Cabinets made from poor or indifferent varieties of plywood, or from MDF or particleboard, can often sound somewhat dead or dull although with the right speakers they might also surprise you. Guitar Aficionado.The cabinet you choose for your guitar speakers affect your performance greatly.
To make the right decision and choosing the appropriate one is not as easy as it may sound. Several factors should be considered to order to make the right buying decision. These are available in a number of different options in various colors and they also vary in design and functionality. The type of enclosure you are using also affects the sound performance. Well, most of the players prefer to go for the cabinets that the manufacturer suggests for the amplifier but if you want to be more creative with your performance, you can choose another one.

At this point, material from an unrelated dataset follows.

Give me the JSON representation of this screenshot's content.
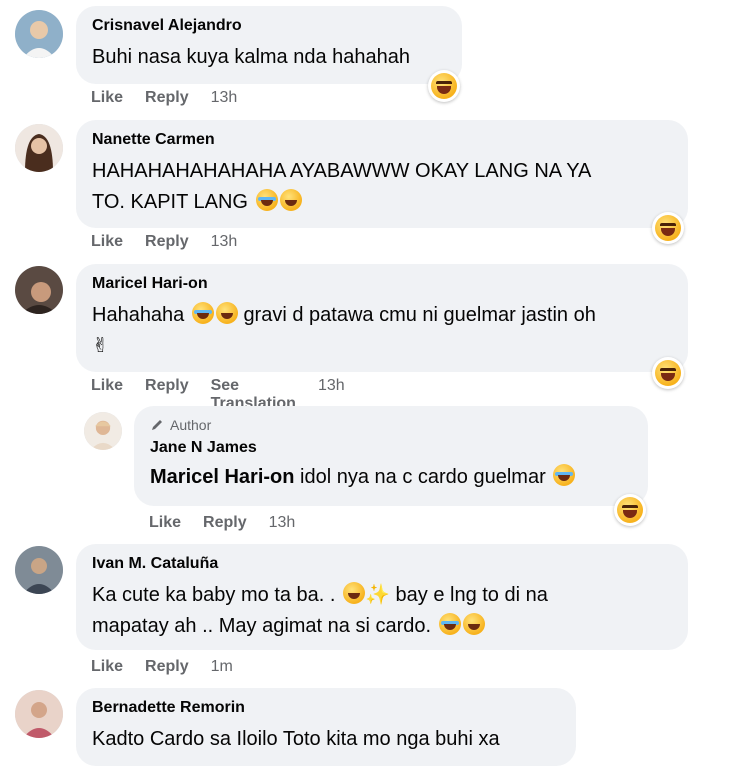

For that, first, you should have some basic knowledge about different designs of Cabinets. We are here to help you understand how different designs can affect your performance and it would help you to make the right selection.
The guitar speaker cabinets are designed by the professionals for producing accurate and enhanced sound. Factors like room coverage and speaker size are kept in mind for designing perfect cabinets. There are certain models that are designed for providing an amazing combination of comfort and better sonic characteristics.
The Guitar Cabinets come in both open back and closed back design. Each has its own benefits. For instance, the open back cabinets offer proper placement of electronic components and keep them cool through proper venting.
Some cabinets feature ample space and a symmetrical border for baffling the speakers. Related: Electric Guitars. The open-back cabinets are designed in such a way that they allow the sound from both the back and front side and provide an excellent effect.
The sound produced through these kinds of cabinets is less focused and the degree effect blooms the notes. If you choose one with large size, this effect would also be amplified.
These kinds of cabinets are more suitable for small stage and rehearsals. However, in the studio settings where mics are placed at different spots around the cabinet, you will have multiple sonic options.